━━━ RECORDS TO USE

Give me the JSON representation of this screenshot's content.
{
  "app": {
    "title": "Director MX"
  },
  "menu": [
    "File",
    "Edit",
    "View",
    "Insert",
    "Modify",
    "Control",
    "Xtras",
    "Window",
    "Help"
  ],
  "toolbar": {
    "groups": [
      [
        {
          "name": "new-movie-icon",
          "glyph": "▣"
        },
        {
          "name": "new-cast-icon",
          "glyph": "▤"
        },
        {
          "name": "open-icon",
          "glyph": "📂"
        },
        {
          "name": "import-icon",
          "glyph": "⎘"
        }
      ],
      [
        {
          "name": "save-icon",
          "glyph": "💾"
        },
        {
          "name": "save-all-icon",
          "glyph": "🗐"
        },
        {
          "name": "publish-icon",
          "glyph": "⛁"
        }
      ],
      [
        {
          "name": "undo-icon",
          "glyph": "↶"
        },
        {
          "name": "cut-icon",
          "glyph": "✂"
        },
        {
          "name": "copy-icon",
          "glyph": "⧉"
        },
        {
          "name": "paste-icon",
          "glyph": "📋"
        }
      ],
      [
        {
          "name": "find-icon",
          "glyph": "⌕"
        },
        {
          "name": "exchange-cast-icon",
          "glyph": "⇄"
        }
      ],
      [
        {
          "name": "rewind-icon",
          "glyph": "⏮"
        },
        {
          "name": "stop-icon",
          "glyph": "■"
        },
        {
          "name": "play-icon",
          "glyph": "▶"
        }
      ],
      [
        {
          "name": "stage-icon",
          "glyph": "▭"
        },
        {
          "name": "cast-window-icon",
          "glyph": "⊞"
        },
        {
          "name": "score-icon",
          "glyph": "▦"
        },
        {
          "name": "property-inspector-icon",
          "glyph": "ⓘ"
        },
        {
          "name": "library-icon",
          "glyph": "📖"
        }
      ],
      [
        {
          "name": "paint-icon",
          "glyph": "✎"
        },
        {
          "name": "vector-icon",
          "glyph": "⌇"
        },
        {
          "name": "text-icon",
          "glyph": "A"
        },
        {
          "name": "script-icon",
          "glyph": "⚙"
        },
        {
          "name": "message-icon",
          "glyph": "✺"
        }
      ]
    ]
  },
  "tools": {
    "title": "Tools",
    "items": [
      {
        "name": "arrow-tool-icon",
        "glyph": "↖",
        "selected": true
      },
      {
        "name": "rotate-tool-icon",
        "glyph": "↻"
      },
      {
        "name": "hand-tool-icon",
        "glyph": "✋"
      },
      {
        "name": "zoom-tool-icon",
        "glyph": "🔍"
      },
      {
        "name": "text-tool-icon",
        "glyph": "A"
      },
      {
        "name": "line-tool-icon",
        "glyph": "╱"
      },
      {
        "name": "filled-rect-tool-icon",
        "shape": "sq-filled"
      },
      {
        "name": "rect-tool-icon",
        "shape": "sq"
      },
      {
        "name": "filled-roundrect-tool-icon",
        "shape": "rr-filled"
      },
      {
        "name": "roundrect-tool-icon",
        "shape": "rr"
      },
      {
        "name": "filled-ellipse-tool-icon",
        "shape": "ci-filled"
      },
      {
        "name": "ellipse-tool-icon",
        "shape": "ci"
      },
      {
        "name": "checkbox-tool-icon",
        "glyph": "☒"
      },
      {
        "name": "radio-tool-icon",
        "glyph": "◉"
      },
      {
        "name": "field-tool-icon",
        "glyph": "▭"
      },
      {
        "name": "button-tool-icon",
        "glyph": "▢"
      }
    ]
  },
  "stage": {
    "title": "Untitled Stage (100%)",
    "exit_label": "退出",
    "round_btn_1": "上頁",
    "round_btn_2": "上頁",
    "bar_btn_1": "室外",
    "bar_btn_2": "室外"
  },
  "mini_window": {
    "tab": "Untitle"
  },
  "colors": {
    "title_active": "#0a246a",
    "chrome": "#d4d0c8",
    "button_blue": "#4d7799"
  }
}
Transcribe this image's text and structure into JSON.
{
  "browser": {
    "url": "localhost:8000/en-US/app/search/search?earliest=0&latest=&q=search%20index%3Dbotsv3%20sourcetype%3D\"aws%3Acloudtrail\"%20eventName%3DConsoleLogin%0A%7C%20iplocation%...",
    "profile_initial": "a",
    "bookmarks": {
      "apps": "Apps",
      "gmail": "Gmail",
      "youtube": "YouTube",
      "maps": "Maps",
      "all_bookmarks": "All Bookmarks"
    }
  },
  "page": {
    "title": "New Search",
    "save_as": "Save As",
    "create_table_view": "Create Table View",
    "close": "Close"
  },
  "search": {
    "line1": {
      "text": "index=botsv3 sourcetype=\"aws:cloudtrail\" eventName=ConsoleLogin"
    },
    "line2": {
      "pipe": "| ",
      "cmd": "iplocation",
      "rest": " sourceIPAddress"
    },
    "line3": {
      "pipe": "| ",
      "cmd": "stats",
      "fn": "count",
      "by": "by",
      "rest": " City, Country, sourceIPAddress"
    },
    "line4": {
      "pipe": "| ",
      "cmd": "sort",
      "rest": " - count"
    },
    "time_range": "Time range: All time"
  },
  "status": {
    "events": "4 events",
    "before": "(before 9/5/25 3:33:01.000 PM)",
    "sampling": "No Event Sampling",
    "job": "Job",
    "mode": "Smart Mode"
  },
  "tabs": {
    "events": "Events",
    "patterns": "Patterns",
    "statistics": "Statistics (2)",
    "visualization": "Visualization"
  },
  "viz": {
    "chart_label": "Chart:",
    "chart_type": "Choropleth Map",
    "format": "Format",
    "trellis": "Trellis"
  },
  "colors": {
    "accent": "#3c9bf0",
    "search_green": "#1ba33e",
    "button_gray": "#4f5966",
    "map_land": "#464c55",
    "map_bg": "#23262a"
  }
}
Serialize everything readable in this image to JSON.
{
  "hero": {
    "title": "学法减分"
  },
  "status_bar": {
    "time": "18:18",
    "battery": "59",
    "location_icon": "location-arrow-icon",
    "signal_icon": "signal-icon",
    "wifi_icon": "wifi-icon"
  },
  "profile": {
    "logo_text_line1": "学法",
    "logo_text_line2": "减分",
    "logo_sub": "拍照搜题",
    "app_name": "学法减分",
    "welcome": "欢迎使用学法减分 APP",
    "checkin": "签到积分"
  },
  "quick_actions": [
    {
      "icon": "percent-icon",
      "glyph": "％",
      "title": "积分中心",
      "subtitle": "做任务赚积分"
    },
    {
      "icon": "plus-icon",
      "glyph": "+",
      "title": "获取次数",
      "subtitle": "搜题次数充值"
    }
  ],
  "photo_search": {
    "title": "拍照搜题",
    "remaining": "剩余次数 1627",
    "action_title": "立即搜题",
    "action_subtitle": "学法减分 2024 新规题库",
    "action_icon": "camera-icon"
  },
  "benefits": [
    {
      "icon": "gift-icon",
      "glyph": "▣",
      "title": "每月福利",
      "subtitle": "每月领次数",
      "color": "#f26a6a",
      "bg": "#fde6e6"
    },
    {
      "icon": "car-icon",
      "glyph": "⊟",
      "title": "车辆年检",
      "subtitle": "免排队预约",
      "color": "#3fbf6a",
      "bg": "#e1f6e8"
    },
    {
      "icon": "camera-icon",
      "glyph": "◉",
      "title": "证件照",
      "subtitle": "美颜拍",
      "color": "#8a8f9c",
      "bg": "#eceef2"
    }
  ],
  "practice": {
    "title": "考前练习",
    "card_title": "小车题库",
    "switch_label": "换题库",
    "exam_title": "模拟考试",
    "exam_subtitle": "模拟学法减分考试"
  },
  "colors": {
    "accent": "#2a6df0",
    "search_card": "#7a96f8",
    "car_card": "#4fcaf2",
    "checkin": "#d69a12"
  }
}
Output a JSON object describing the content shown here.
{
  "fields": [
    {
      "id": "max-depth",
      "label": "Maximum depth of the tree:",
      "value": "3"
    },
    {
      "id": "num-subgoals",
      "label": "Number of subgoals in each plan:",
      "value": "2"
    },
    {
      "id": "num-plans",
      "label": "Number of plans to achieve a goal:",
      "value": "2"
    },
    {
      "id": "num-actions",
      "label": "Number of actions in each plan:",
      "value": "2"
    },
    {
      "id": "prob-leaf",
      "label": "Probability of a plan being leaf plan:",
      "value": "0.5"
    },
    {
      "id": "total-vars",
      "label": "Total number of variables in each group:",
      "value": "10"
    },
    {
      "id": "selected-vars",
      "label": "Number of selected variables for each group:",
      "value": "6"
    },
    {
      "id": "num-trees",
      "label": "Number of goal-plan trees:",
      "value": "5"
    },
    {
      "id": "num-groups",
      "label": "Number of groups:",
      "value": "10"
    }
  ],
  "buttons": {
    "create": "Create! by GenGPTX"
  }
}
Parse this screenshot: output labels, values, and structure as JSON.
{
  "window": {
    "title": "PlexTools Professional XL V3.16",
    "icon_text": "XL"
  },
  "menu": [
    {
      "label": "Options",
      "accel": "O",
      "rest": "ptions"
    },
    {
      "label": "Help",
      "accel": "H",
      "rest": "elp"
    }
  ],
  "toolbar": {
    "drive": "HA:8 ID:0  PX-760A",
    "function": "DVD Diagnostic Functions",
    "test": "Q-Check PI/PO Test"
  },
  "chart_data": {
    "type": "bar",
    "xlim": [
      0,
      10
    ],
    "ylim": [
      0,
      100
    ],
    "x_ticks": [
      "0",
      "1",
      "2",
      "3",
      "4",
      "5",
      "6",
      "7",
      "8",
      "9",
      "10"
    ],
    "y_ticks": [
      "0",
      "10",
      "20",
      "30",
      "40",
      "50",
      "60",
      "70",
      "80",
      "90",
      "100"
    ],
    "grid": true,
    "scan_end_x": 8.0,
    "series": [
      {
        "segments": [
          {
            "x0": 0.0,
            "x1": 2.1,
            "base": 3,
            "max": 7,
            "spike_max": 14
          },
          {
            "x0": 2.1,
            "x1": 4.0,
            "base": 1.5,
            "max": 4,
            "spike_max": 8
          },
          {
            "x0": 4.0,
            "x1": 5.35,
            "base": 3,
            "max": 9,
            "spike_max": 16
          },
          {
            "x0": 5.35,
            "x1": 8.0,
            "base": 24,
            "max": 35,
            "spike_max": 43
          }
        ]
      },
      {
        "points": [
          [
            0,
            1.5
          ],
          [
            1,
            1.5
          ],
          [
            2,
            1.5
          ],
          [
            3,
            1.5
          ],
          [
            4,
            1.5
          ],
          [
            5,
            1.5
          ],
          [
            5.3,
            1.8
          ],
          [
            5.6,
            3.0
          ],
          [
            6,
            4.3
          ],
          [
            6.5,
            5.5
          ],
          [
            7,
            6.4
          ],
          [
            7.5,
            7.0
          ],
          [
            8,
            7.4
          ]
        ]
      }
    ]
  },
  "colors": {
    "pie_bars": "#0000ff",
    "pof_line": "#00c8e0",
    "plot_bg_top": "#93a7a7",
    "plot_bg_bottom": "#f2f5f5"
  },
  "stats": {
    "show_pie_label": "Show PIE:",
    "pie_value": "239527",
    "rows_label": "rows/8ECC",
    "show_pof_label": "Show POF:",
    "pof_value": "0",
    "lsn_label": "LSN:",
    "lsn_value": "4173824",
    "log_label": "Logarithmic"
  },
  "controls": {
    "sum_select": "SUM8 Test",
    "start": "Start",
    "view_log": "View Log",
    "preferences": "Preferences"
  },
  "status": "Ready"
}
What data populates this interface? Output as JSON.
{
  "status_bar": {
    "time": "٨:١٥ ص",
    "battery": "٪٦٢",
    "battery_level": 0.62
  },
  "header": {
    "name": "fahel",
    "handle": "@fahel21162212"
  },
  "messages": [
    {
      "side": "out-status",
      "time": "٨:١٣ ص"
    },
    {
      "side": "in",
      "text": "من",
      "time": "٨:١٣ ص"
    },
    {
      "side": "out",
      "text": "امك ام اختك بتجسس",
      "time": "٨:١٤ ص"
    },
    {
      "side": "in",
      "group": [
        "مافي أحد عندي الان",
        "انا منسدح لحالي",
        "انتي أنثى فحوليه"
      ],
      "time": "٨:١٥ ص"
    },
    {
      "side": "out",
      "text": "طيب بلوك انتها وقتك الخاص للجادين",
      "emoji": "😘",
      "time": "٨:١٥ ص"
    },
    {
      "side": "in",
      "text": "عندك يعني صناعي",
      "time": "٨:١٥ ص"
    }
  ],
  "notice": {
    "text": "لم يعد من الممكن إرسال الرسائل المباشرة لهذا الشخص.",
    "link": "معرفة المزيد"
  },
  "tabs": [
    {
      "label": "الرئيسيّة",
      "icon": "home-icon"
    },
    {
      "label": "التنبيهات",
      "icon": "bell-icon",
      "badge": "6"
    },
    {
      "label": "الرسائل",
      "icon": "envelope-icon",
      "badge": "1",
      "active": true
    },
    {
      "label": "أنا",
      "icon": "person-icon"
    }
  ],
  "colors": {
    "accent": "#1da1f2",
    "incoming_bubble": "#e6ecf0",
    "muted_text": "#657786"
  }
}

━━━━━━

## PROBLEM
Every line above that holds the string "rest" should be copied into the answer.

## ANSWER FOR THIS EXERCISE
      "rest": " sourceIPAddress"
      "rest": " City, Country, sourceIPAddress"
      "rest": " - count"
      "rest": "ptions"
      "rest": "elp"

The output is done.